Adaptive Technology in the Library
One of the best things about public libraries is that they exist to provide access to everyone. Bookmobiles and extended hours are some examples of helping people meet their information needs. JAWS, Dragon, ZoomText, eReaders… What do these products have in common with a bookmobile? They are all methods libraries can utilize to make services available to more patrons. They are adaptive (or assistive) technology. Adaptive technology can be something incredibly complex, like software that reads the computer screen, or seemingly simple, like a magnifying glass.

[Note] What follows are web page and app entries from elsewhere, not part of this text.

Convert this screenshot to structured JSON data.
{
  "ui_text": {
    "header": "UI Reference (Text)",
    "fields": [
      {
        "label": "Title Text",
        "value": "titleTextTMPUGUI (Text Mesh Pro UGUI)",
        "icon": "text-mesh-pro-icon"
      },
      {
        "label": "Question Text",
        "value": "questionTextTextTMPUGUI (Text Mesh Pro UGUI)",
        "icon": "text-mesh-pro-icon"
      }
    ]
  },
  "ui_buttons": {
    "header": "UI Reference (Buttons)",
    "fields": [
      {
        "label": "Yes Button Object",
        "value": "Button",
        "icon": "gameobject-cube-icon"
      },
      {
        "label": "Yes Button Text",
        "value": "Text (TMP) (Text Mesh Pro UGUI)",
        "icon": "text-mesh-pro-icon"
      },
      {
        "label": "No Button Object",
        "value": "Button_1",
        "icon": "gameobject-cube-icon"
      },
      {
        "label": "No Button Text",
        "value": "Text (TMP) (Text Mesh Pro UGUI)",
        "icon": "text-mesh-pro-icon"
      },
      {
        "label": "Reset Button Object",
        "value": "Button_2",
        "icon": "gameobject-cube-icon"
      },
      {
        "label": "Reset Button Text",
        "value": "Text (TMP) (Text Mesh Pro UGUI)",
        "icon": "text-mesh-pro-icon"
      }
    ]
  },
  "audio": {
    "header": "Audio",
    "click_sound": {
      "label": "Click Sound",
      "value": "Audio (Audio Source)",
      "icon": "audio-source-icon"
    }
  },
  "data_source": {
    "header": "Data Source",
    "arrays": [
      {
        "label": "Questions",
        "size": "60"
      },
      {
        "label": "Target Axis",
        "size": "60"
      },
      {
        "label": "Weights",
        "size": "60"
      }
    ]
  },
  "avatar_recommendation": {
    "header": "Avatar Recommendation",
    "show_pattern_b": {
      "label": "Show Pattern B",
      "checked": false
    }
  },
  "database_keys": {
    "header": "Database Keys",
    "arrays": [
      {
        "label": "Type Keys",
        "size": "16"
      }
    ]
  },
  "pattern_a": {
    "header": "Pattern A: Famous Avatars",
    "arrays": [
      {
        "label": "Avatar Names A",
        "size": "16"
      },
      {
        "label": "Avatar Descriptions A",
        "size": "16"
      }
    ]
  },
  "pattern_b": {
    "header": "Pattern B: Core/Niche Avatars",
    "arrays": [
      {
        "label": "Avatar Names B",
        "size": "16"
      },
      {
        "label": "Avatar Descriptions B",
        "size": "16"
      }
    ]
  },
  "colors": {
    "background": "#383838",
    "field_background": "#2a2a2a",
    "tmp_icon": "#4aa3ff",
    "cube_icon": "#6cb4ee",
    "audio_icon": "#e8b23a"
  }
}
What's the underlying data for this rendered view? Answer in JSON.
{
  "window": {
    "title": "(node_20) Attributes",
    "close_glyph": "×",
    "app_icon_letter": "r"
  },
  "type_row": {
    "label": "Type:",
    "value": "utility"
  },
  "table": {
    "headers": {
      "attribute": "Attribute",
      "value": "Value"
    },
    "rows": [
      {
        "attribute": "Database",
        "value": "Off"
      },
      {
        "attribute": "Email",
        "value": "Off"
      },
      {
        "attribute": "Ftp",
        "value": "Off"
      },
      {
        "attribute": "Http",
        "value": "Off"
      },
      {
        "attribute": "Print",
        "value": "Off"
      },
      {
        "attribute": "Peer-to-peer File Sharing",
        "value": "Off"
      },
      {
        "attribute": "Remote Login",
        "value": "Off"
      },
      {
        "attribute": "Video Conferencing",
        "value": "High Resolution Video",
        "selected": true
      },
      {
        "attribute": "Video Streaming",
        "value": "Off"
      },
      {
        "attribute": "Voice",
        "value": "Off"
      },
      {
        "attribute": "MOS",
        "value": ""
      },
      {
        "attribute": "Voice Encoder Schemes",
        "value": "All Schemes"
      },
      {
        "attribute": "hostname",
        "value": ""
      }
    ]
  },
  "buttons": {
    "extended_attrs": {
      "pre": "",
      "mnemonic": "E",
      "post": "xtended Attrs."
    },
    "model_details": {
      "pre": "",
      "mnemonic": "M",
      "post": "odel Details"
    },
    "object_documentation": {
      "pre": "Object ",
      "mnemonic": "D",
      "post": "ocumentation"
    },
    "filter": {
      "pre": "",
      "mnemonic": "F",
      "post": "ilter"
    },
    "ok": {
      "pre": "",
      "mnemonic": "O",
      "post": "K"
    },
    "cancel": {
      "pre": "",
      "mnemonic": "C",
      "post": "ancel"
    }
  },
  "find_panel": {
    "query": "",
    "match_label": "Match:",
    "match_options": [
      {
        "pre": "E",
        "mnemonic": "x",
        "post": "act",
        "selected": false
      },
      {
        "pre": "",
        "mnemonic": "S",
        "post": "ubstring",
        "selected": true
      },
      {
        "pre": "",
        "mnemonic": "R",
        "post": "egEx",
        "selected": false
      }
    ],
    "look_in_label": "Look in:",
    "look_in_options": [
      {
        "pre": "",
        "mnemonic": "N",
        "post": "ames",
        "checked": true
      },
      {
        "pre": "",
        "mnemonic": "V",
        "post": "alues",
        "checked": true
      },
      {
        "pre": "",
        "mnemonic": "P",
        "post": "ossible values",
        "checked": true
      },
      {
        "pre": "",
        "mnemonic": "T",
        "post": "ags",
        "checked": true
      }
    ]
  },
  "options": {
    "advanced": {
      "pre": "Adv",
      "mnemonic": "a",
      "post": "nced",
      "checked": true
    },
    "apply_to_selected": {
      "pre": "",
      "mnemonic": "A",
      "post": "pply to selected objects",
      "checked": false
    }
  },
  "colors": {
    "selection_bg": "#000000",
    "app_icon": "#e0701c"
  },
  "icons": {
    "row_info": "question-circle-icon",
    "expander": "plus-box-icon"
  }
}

One of the ways we facilitate accessibility is by providing adaptive technology when and where we can.
Many adaptive technology products exist to enable computer use, which is becoming more and more essential to our everyday lives. A person may need to use a track-ball mouse or arm rests to be able to better navigate the Internet. A variety of software also exists to enable computer use. The JAWS screen reading software is an incredibly sophisticated and powerful program that allows people who are blind to more easily navigate the computer. ZoomText and MAGic are both screen magnifying software that increase the size of the screen, change the contrast of the images and text, change the look of the mouse cursor, and more. Dragon Naturally Speaking is a voice recognition software that types as you talk. These, or similar, products can be purchased for a specific computer for patrons to use. Without having to purchase special software, Windows and OSx both provide some accessibility features in their settings. Library staff simply have to learn how to enable them.
Other devices are available that can help patrons to more fully enjoy the library and all it has to offer. Libraries can offer a magnifying glass to help a person with low vision to more comfortably navigate the stacks and read the small call numbers, or maybe an electronic magnifier like the Maggie. A person who is hard of hearing might benefit from the library offering a Hearing Loop or some kind of transmitter at a program or in the meeting room. A motorized scooter can help a patron with a physical disability get around the library more easily. Some libraries check out small magnifiers that easily hook up to a television so that patrons can read their books more easily at home. Examples of these devices are the MonoMouse and the ezRead.
With all of the electronic materials readily available today, libraries have another wonderful service for people with disabilities. Now, patrons can check out materials without even having to leave their homes. They can access eAudiobooks and listen to them. They can check out an eBook and increase the font size or change the contrast on their eReaders. Many libraries also have eReaders or tablets available for checkout.
Adaptive technology products can be a large investment of funds. They can also be something that you haven’t thought of before as adaptive, like books on CD. The products listed above are just a few examples of what’s available. Having this technology is a great thing, and you want to make sure people know you have it. In my next post, I will discuss some of the outreach and partnership efforts that we have started at my library in an attempt to reach the groups whom our adaptive technologies would serve.
Tags: adaptive technology